Repeat these records exactly, pictures excluded.

►

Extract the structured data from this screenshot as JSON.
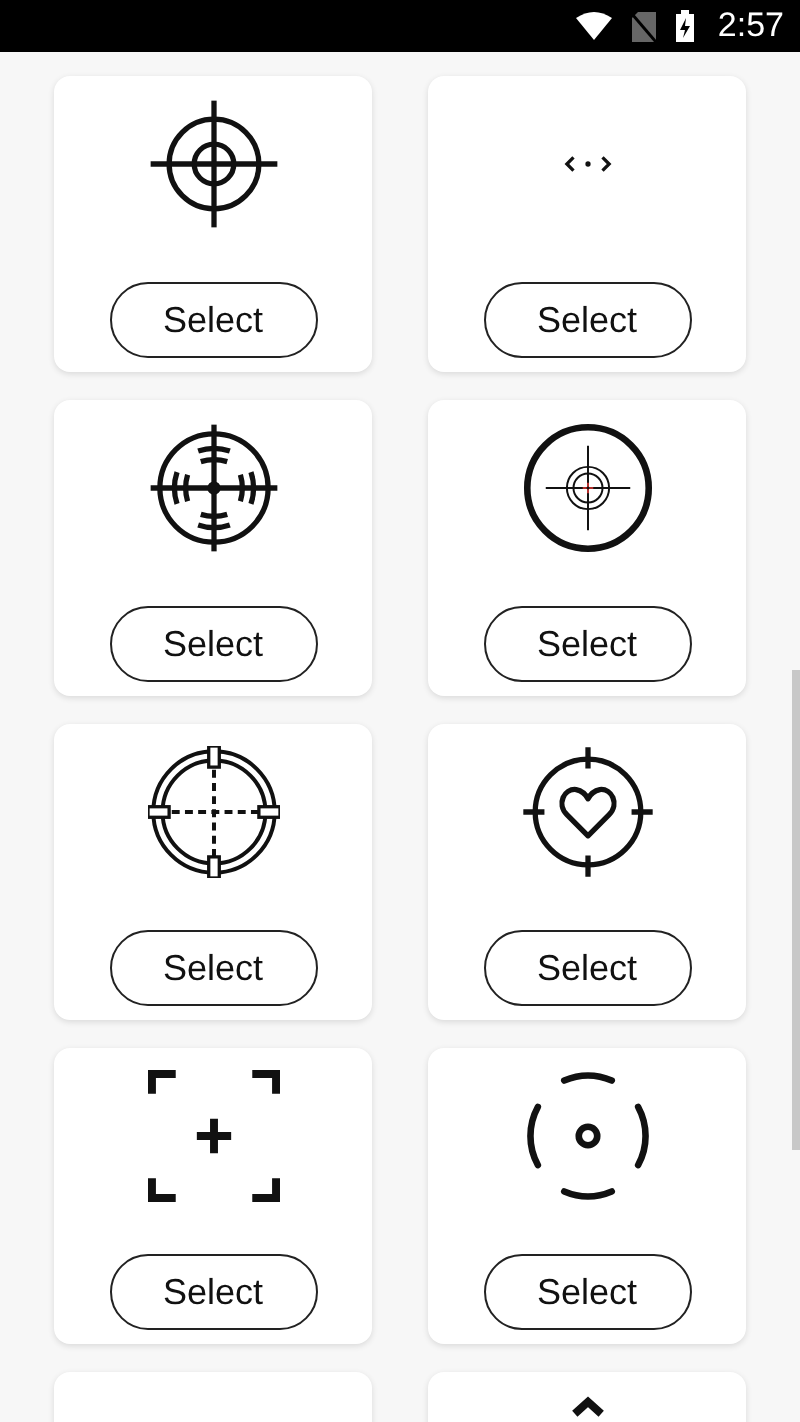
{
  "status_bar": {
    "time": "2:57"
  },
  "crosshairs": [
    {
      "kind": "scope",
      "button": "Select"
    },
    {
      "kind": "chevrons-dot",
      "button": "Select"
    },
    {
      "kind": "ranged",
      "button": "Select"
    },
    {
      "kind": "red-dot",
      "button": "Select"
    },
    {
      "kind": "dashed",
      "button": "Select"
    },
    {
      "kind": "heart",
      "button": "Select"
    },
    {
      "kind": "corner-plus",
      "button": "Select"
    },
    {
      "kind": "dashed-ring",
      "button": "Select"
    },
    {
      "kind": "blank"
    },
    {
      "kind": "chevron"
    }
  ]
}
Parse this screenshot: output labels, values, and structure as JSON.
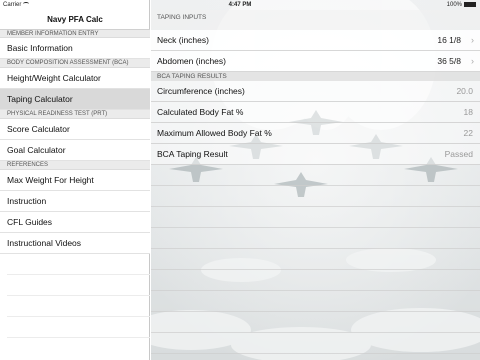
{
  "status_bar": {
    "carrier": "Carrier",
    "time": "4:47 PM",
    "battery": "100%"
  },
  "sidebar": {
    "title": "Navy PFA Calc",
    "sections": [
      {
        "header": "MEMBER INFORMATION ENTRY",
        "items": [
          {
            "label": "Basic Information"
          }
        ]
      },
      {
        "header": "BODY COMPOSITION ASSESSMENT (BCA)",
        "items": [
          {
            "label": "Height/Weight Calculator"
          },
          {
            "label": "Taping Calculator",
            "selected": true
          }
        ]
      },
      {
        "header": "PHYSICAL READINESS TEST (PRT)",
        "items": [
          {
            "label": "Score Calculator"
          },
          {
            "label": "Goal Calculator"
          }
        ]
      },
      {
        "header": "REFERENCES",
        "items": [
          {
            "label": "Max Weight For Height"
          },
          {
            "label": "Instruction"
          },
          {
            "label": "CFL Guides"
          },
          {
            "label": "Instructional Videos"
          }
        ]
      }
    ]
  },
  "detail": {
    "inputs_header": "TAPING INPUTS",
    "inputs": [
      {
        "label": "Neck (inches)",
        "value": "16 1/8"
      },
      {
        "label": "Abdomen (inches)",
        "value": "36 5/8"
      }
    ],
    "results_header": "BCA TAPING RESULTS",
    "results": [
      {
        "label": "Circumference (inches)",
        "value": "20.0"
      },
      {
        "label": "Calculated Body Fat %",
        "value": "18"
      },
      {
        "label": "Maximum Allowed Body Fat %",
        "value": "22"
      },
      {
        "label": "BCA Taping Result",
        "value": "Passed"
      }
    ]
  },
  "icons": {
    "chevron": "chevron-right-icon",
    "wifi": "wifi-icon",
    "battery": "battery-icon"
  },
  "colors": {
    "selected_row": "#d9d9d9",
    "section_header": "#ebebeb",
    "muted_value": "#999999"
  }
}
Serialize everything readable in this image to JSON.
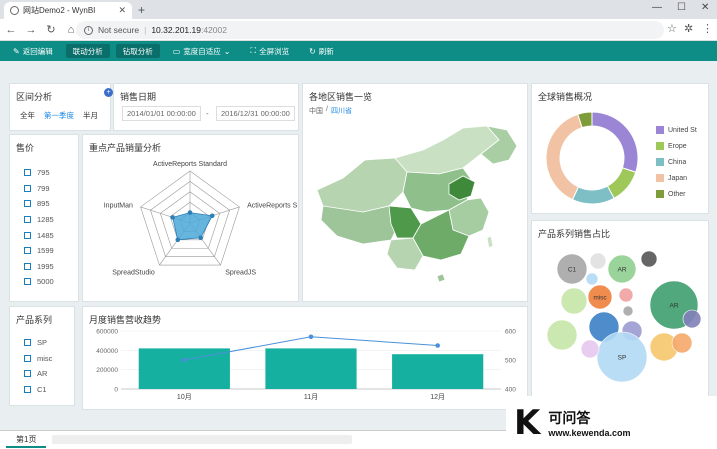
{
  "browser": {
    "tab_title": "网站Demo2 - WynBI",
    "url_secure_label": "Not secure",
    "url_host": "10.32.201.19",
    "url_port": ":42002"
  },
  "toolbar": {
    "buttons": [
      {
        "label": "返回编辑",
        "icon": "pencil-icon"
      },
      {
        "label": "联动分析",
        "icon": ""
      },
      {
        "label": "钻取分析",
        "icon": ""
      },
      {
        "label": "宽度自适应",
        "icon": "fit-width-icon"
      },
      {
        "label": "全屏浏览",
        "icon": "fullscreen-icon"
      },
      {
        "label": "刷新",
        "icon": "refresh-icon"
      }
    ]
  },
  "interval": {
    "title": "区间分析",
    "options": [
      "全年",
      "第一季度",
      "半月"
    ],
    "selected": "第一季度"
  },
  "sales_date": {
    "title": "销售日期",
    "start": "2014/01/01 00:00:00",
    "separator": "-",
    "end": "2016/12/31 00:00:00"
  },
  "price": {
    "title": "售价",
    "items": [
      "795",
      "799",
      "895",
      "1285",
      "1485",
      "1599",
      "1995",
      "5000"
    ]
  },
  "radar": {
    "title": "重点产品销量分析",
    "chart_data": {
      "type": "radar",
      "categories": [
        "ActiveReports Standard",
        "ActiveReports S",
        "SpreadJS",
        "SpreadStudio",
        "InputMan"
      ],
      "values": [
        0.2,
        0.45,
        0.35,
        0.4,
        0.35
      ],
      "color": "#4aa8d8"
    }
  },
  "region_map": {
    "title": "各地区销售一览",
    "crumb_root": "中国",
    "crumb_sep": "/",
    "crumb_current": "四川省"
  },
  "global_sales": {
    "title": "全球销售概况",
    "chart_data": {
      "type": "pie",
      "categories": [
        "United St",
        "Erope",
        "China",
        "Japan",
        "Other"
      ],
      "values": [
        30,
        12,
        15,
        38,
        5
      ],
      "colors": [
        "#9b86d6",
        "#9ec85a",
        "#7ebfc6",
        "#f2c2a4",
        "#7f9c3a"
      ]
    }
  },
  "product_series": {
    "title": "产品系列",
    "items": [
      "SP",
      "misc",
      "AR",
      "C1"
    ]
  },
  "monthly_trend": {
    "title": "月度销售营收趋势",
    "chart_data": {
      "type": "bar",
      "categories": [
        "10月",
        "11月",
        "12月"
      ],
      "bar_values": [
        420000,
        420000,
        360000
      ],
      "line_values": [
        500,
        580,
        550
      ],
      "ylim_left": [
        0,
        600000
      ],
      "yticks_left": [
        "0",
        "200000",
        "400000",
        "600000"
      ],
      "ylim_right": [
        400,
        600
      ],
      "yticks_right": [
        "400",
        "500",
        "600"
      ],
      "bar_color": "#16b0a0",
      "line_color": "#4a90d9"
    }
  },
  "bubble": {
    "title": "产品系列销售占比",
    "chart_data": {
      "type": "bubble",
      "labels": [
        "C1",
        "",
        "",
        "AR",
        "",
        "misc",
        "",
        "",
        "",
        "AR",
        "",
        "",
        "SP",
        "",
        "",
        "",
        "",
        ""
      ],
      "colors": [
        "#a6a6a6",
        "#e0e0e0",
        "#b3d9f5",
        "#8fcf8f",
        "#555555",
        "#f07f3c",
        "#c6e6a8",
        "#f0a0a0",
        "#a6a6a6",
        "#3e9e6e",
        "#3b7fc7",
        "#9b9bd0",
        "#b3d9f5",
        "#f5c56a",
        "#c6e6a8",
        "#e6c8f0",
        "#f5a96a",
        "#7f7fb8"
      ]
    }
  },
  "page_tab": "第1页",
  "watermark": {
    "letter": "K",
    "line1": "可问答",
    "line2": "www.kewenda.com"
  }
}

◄

◆ **Exercise solution**
Extract the structured data from this screenshot as JSON.
{
  "status_bar": {
    "time": "2:57"
  },
  "crosshairs": [
    {
      "kind": "scope",
      "button": "Select"
    },
    {
      "kind": "chevrons-dot",
      "button": "Select"
    },
    {
      "kind": "ranged",
      "button": "Select"
    },
    {
      "kind": "red-dot",
      "button": "Select"
    },
    {
      "kind": "dashed",
      "button": "Select"
    },
    {
      "kind": "heart",
      "button": "Select"
    },
    {
      "kind": "corner-plus",
      "button": "Select"
    },
    {
      "kind": "dashed-ring",
      "button": "Select"
    },
    {
      "kind": "blank"
    },
    {
      "kind": "chevron"
    }
  ]
}
Parse this screenshot: output labels, values, and structure as JSON.
{
  "status_bar": {
    "carrier": "Carrier",
    "time": "4:47 PM",
    "battery": "100%"
  },
  "sidebar": {
    "title": "Navy PFA Calc",
    "sections": [
      {
        "header": "MEMBER INFORMATION ENTRY",
        "items": [
          {
            "label": "Basic Information"
          }
        ]
      },
      {
        "header": "BODY COMPOSITION ASSESSMENT (BCA)",
        "items": [
          {
            "label": "Height/Weight Calculator"
          },
          {
            "label": "Taping Calculator",
            "selected": true
          }
        ]
      },
      {
        "header": "PHYSICAL READINESS TEST (PRT)",
        "items": [
          {
            "label": "Score Calculator"
          },
          {
            "label": "Goal Calculator"
          }
        ]
      },
      {
        "header": "REFERENCES",
        "items": [
          {
            "label": "Max Weight For Height"
          },
          {
            "label": "Instruction"
          },
          {
            "label": "CFL Guides"
          },
          {
            "label": "Instructional Videos"
          }
        ]
      }
    ]
  },
  "detail": {
    "inputs_header": "TAPING INPUTS",
    "inputs": [
      {
        "label": "Neck (inches)",
        "value": "16 1/8"
      },
      {
        "label": "Abdomen (inches)",
        "value": "36 5/8"
      }
    ],
    "results_header": "BCA TAPING RESULTS",
    "results": [
      {
        "label": "Circumference (inches)",
        "value": "20.0"
      },
      {
        "label": "Calculated Body Fat %",
        "value": "18"
      },
      {
        "label": "Maximum Allowed Body Fat %",
        "value": "22"
      },
      {
        "label": "BCA Taping Result",
        "value": "Passed"
      }
    ]
  },
  "icons": {
    "chevron": "chevron-right-icon",
    "wifi": "wifi-icon",
    "battery": "battery-icon"
  },
  "colors": {
    "selected_row": "#d9d9d9",
    "section_header": "#ebebeb",
    "muted_value": "#999999"
  }
}
Serialize everything readable in this image to JSON.
{
  "browser": {
    "tab_title": "网站Demo2 - WynBI",
    "url_secure_label": "Not secure",
    "url_host": "10.32.201.19",
    "url_port": ":42002"
  },
  "toolbar": {
    "buttons": [
      {
        "label": "返回编辑",
        "icon": "pencil-icon"
      },
      {
        "label": "联动分析",
        "icon": ""
      },
      {
        "label": "钻取分析",
        "icon": ""
      },
      {
        "label": "宽度自适应",
        "icon": "fit-width-icon"
      },
      {
        "label": "全屏浏览",
        "icon": "fullscreen-icon"
      },
      {
        "label": "刷新",
        "icon": "refresh-icon"
      }
    ]
  },
  "interval": {
    "title": "区间分析",
    "options": [
      "全年",
      "第一季度",
      "半月"
    ],
    "selected": "第一季度"
  },
  "sales_date": {
    "title": "销售日期",
    "start": "2014/01/01 00:00:00",
    "separator": "-",
    "end": "2016/12/31 00:00:00"
  },
  "price": {
    "title": "售价",
    "items": [
      "795",
      "799",
      "895",
      "1285",
      "1485",
      "1599",
      "1995",
      "5000"
    ]
  },
  "radar": {
    "title": "重点产品销量分析",
    "chart_data": {
      "type": "radar",
      "categories": [
        "ActiveReports Standard",
        "ActiveReports S",
        "SpreadJS",
        "SpreadStudio",
        "InputMan"
      ],
      "values": [
        0.2,
        0.45,
        0.35,
        0.4,
        0.35
      ],
      "color": "#4aa8d8"
    }
  },
  "region_map": {
    "title": "各地区销售一览",
    "crumb_root": "中国",
    "crumb_sep": "/",
    "crumb_current": "四川省"
  },
  "global_sales": {
    "title": "全球销售概况",
    "chart_data": {
      "type": "pie",
      "categories": [
        "United St",
        "Erope",
        "China",
        "Japan",
        "Other"
      ],
      "values": [
        30,
        12,
        15,
        38,
        5
      ],
      "colors": [
        "#9b86d6",
        "#9ec85a",
        "#7ebfc6",
        "#f2c2a4",
        "#7f9c3a"
      ]
    }
  },
  "product_series": {
    "title": "产品系列",
    "items": [
      "SP",
      "misc",
      "AR",
      "C1"
    ]
  },
  "monthly_trend": {
    "title": "月度销售营收趋势",
    "chart_data": {
      "type": "bar",
      "categories": [
        "10月",
        "11月",
        "12月"
      ],
      "bar_values": [
        420000,
        420000,
        360000
      ],
      "line_values": [
        500,
        580,
        550
      ],
      "ylim_left": [
        0,
        600000
      ],
      "yticks_left": [
        "0",
        "200000",
        "400000",
        "600000"
      ],
      "ylim_right": [
        400,
        600
      ],
      "yticks_right": [
        "400",
        "500",
        "600"
      ],
      "bar_color": "#16b0a0",
      "line_color": "#4a90d9"
    }
  },
  "bubble": {
    "title": "产品系列销售占比",
    "chart_data": {
      "type": "bubble",
      "labels": [
        "C1",
        "",
        "",
        "AR",
        "",
        "misc",
        "",
        "",
        "",
        "AR",
        "",
        "",
        "SP",
        "",
        "",
        "",
        "",
        ""
      ],
      "colors": [
        "#a6a6a6",
        "#e0e0e0",
        "#b3d9f5",
        "#8fcf8f",
        "#555555",
        "#f07f3c",
        "#c6e6a8",
        "#f0a0a0",
        "#a6a6a6",
        "#3e9e6e",
        "#3b7fc7",
        "#9b9bd0",
        "#b3d9f5",
        "#f5c56a",
        "#c6e6a8",
        "#e6c8f0",
        "#f5a96a",
        "#7f7fb8"
      ]
    }
  },
  "page_tab": "第1页",
  "watermark": {
    "letter": "K",
    "line1": "可问答",
    "line2": "www.kewenda.com"
  }
}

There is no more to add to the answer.